# [Your task]
For every record, give an exact copy that has no pictures in it.

# [Supplied information]
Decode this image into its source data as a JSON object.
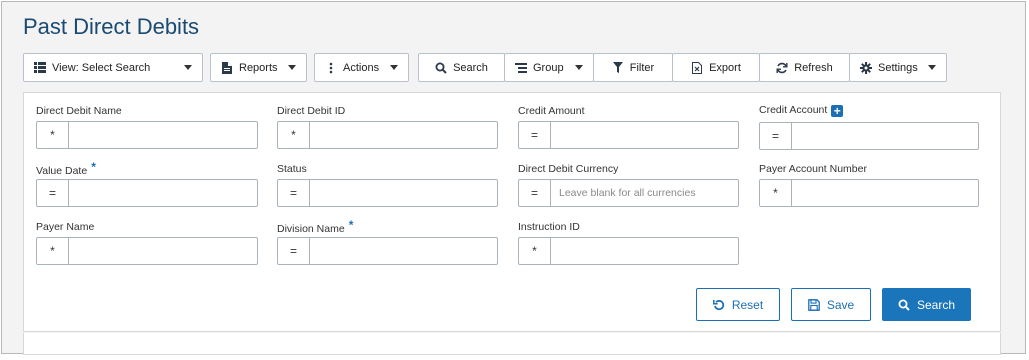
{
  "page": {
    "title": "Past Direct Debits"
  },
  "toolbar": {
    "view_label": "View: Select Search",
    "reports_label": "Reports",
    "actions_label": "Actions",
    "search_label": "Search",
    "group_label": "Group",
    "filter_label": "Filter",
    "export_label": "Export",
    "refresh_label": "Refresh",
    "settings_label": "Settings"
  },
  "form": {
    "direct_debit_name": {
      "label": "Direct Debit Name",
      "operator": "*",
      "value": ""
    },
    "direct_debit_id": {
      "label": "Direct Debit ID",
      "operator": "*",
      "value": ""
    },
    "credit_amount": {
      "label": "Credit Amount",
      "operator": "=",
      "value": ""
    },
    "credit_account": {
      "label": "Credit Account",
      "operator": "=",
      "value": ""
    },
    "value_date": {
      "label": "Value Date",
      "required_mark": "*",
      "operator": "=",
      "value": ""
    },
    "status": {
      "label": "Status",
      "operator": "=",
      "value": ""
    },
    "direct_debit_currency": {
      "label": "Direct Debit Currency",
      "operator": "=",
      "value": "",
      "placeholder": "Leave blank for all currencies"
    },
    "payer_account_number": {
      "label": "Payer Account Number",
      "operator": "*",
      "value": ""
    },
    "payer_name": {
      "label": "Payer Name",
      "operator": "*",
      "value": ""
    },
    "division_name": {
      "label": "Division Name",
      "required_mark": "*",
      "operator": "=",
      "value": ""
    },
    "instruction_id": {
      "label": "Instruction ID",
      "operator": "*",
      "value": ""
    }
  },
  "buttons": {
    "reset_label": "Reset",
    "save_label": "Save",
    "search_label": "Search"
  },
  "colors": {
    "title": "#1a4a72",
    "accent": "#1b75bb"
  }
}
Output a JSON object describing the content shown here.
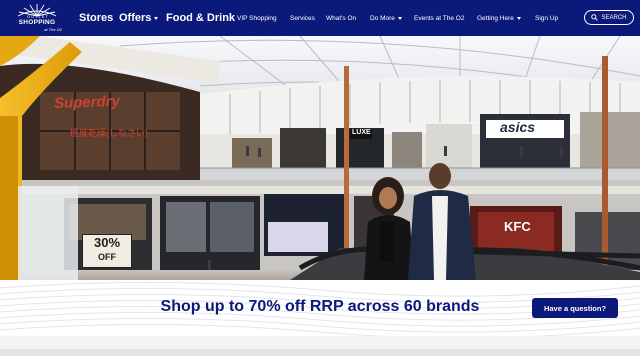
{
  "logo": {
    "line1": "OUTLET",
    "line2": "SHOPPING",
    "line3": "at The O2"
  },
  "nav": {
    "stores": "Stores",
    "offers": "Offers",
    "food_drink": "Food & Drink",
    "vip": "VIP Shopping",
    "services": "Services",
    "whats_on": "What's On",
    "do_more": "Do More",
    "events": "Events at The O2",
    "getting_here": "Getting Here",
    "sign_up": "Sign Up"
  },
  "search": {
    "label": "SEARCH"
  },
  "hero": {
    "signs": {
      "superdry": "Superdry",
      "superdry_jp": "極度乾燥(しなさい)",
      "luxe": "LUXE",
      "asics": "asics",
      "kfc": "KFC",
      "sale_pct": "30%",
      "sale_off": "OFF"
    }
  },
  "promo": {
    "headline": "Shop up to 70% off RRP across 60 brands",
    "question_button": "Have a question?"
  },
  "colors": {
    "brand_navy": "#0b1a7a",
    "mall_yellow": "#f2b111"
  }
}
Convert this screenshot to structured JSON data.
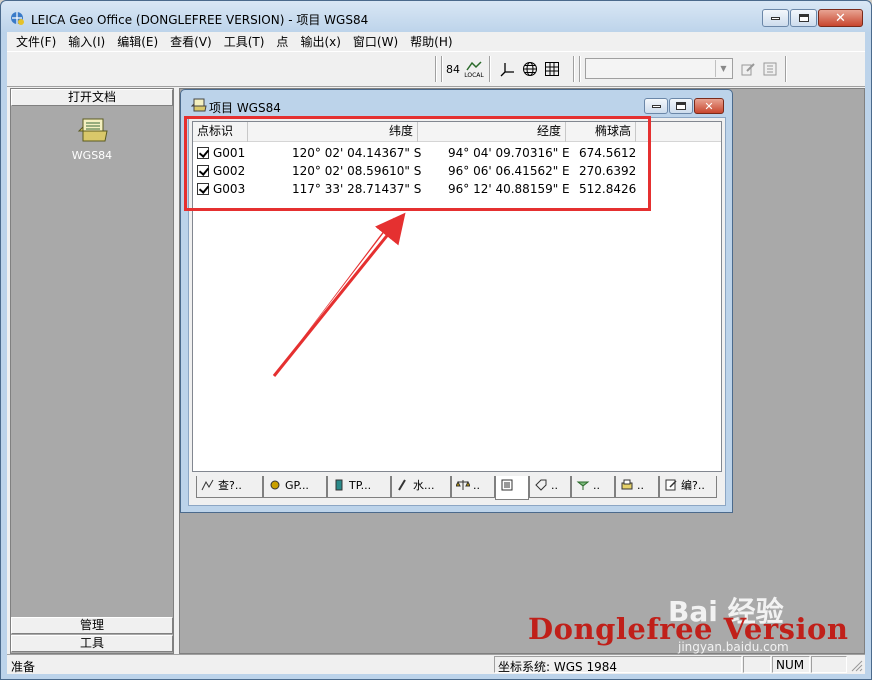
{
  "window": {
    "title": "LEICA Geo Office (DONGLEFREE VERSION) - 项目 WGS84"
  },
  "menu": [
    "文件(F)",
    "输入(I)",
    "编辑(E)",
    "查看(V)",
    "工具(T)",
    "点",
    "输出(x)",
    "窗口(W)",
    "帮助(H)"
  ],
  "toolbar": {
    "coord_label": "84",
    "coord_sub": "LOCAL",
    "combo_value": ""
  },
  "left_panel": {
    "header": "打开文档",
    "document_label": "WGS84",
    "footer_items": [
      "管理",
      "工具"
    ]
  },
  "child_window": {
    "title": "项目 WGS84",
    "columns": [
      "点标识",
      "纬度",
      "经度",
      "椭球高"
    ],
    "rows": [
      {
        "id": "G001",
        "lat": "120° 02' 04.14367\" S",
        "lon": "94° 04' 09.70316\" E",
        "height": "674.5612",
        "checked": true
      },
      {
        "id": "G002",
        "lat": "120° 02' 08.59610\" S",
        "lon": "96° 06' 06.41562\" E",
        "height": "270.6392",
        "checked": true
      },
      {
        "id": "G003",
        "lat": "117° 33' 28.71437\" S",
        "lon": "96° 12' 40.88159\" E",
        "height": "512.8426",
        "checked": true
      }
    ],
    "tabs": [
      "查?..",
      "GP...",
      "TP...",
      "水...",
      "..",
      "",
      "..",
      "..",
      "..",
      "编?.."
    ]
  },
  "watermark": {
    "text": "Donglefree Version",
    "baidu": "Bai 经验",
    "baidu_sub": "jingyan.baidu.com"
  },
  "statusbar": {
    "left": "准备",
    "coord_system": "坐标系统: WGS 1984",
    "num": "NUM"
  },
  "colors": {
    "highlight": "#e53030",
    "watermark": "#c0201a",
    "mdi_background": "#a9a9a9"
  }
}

# [Reply]
Decode this image into its source data as a JSON object.
{
  "page": {
    "title": "Past Direct Debits"
  },
  "toolbar": {
    "view_label": "View: Select Search",
    "reports_label": "Reports",
    "actions_label": "Actions",
    "search_label": "Search",
    "group_label": "Group",
    "filter_label": "Filter",
    "export_label": "Export",
    "refresh_label": "Refresh",
    "settings_label": "Settings"
  },
  "form": {
    "direct_debit_name": {
      "label": "Direct Debit Name",
      "operator": "*",
      "value": ""
    },
    "direct_debit_id": {
      "label": "Direct Debit ID",
      "operator": "*",
      "value": ""
    },
    "credit_amount": {
      "label": "Credit Amount",
      "operator": "=",
      "value": ""
    },
    "credit_account": {
      "label": "Credit Account",
      "operator": "=",
      "value": ""
    },
    "value_date": {
      "label": "Value Date",
      "required_mark": "*",
      "operator": "=",
      "value": ""
    },
    "status": {
      "label": "Status",
      "operator": "=",
      "value": ""
    },
    "direct_debit_currency": {
      "label": "Direct Debit Currency",
      "operator": "=",
      "value": "",
      "placeholder": "Leave blank for all currencies"
    },
    "payer_account_number": {
      "label": "Payer Account Number",
      "operator": "*",
      "value": ""
    },
    "payer_name": {
      "label": "Payer Name",
      "operator": "*",
      "value": ""
    },
    "division_name": {
      "label": "Division Name",
      "required_mark": "*",
      "operator": "=",
      "value": ""
    },
    "instruction_id": {
      "label": "Instruction ID",
      "operator": "*",
      "value": ""
    }
  },
  "buttons": {
    "reset_label": "Reset",
    "save_label": "Save",
    "search_label": "Search"
  },
  "colors": {
    "title": "#1a4a72",
    "accent": "#1b75bb"
  }
}
Output a JSON object describing the content shown here.
{
  "logo": {
    "line1": "OUTLET",
    "line2": "SHOPPING",
    "line3": "at The O2"
  },
  "nav": {
    "stores": "Stores",
    "offers": "Offers",
    "food_drink": "Food & Drink",
    "vip": "VIP Shopping",
    "services": "Services",
    "whats_on": "What's On",
    "do_more": "Do More",
    "events": "Events at The O2",
    "getting_here": "Getting Here",
    "sign_up": "Sign Up"
  },
  "search": {
    "label": "SEARCH"
  },
  "hero": {
    "signs": {
      "superdry": "Superdry",
      "superdry_jp": "極度乾燥(しなさい)",
      "luxe": "LUXE",
      "asics": "asics",
      "kfc": "KFC",
      "sale_pct": "30%",
      "sale_off": "OFF"
    }
  },
  "promo": {
    "headline": "Shop up to 70% off RRP across 60 brands",
    "question_button": "Have a question?"
  },
  "colors": {
    "brand_navy": "#0b1a7a",
    "mall_yellow": "#f2b111"
  }
}
Convert this screenshot to structured JSON data.
{
  "window": {
    "title": "LEICA Geo Office (DONGLEFREE VERSION) - 项目 WGS84"
  },
  "menu": [
    "文件(F)",
    "输入(I)",
    "编辑(E)",
    "查看(V)",
    "工具(T)",
    "点",
    "输出(x)",
    "窗口(W)",
    "帮助(H)"
  ],
  "toolbar": {
    "coord_label": "84",
    "coord_sub": "LOCAL",
    "combo_value": ""
  },
  "left_panel": {
    "header": "打开文档",
    "document_label": "WGS84",
    "footer_items": [
      "管理",
      "工具"
    ]
  },
  "child_window": {
    "title": "项目 WGS84",
    "columns": [
      "点标识",
      "纬度",
      "经度",
      "椭球高"
    ],
    "rows": [
      {
        "id": "G001",
        "lat": "120° 02' 04.14367\" S",
        "lon": "94° 04' 09.70316\" E",
        "height": "674.5612",
        "checked": true
      },
      {
        "id": "G002",
        "lat": "120° 02' 08.59610\" S",
        "lon": "96° 06' 06.41562\" E",
        "height": "270.6392",
        "checked": true
      },
      {
        "id": "G003",
        "lat": "117° 33' 28.71437\" S",
        "lon": "96° 12' 40.88159\" E",
        "height": "512.8426",
        "checked": true
      }
    ],
    "tabs": [
      "查?..",
      "GP...",
      "TP...",
      "水...",
      "..",
      "",
      "..",
      "..",
      "..",
      "编?.."
    ]
  },
  "watermark": {
    "text": "Donglefree Version",
    "baidu": "Bai 经验",
    "baidu_sub": "jingyan.baidu.com"
  },
  "statusbar": {
    "left": "准备",
    "coord_system": "坐标系统: WGS 1984",
    "num": "NUM"
  },
  "colors": {
    "highlight": "#e53030",
    "watermark": "#c0201a",
    "mdi_background": "#a9a9a9"
  }
}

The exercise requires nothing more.